WHAT YOU HAVE TO DO:
Set the images aside and retype the whole listing exactly.

SUPPLIED DATA:

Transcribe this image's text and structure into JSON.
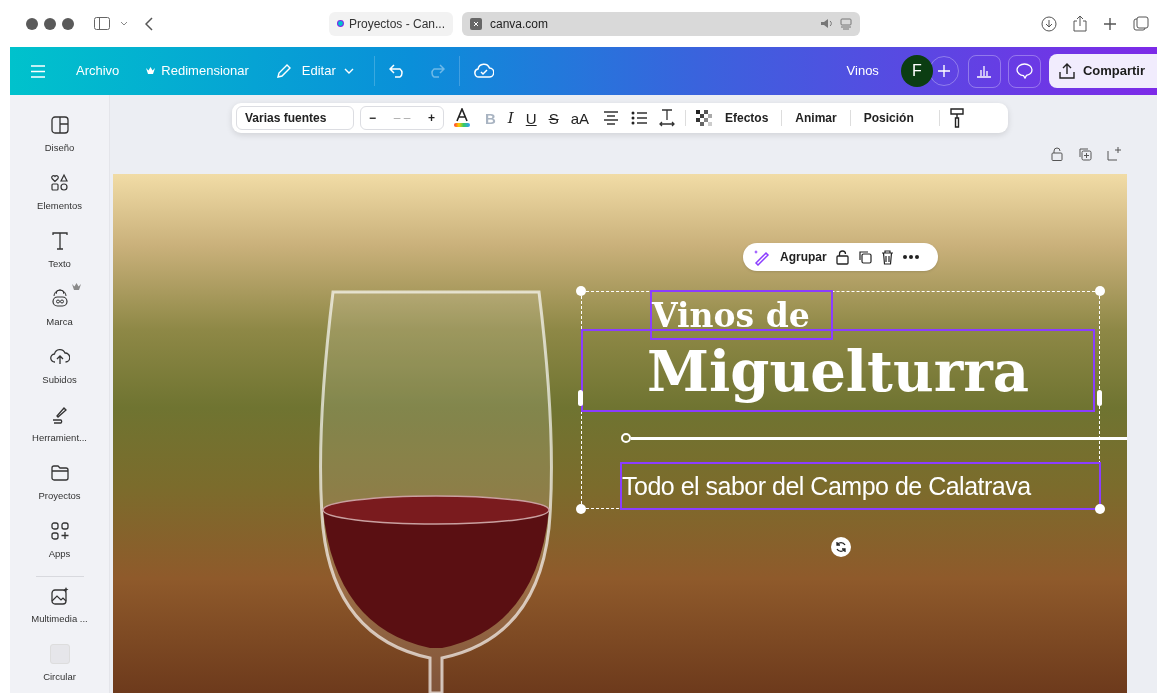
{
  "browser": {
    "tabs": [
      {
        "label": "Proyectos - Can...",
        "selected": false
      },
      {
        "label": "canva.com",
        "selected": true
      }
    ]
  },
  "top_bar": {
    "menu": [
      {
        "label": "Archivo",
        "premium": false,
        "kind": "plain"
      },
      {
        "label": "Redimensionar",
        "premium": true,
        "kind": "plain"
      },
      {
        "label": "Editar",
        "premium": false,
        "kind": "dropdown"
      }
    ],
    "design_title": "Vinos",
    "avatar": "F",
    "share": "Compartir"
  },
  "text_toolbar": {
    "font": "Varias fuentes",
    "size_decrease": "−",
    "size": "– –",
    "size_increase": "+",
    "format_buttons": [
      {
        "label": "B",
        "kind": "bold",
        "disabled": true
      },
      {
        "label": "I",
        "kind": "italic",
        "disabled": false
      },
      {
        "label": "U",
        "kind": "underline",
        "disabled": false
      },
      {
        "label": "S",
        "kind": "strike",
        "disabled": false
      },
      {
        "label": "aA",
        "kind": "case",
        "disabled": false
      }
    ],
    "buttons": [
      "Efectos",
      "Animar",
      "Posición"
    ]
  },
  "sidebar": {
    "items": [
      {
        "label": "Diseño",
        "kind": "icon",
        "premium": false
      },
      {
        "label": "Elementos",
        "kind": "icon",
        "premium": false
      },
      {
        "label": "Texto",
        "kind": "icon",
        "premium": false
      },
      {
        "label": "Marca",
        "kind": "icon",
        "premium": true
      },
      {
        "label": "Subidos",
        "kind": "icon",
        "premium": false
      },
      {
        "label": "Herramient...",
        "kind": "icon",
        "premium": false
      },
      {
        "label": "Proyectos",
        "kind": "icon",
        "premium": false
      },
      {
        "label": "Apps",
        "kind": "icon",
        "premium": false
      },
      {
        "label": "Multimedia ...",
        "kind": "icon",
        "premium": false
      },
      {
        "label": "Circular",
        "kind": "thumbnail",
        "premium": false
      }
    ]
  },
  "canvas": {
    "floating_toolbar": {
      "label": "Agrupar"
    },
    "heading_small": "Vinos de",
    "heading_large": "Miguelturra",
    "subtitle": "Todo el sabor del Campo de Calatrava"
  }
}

ANSWER SECTION:
Transcribe this image's text and structure into JSON.
{
  "browser": {
    "tabs": [
      {
        "label": "Proyectos - Can...",
        "selected": false
      },
      {
        "label": "canva.com",
        "selected": true
      }
    ]
  },
  "top_bar": {
    "menu": [
      {
        "label": "Archivo",
        "premium": false,
        "kind": "plain"
      },
      {
        "label": "Redimensionar",
        "premium": true,
        "kind": "plain"
      },
      {
        "label": "Editar",
        "premium": false,
        "kind": "dropdown"
      }
    ],
    "design_title": "Vinos",
    "avatar": "F",
    "share": "Compartir"
  },
  "text_toolbar": {
    "font": "Varias fuentes",
    "size_decrease": "−",
    "size": "– –",
    "size_increase": "+",
    "format_buttons": [
      {
        "label": "B",
        "kind": "bold",
        "disabled": true
      },
      {
        "label": "I",
        "kind": "italic",
        "disabled": false
      },
      {
        "label": "U",
        "kind": "underline",
        "disabled": false
      },
      {
        "label": "S",
        "kind": "strike",
        "disabled": false
      },
      {
        "label": "aA",
        "kind": "case",
        "disabled": false
      }
    ],
    "buttons": [
      "Efectos",
      "Animar",
      "Posición"
    ]
  },
  "sidebar": {
    "items": [
      {
        "label": "Diseño",
        "kind": "icon",
        "premium": false
      },
      {
        "label": "Elementos",
        "kind": "icon",
        "premium": false
      },
      {
        "label": "Texto",
        "kind": "icon",
        "premium": false
      },
      {
        "label": "Marca",
        "kind": "icon",
        "premium": true
      },
      {
        "label": "Subidos",
        "kind": "icon",
        "premium": false
      },
      {
        "label": "Herramient...",
        "kind": "icon",
        "premium": false
      },
      {
        "label": "Proyectos",
        "kind": "icon",
        "premium": false
      },
      {
        "label": "Apps",
        "kind": "icon",
        "premium": false
      },
      {
        "label": "Multimedia ...",
        "kind": "icon",
        "premium": false
      },
      {
        "label": "Circular",
        "kind": "thumbnail",
        "premium": false
      }
    ]
  },
  "canvas": {
    "floating_toolbar": {
      "label": "Agrupar"
    },
    "heading_small": "Vinos de",
    "heading_large": "Miguelturra",
    "subtitle": "Todo el sabor del Campo de Calatrava"
  }
}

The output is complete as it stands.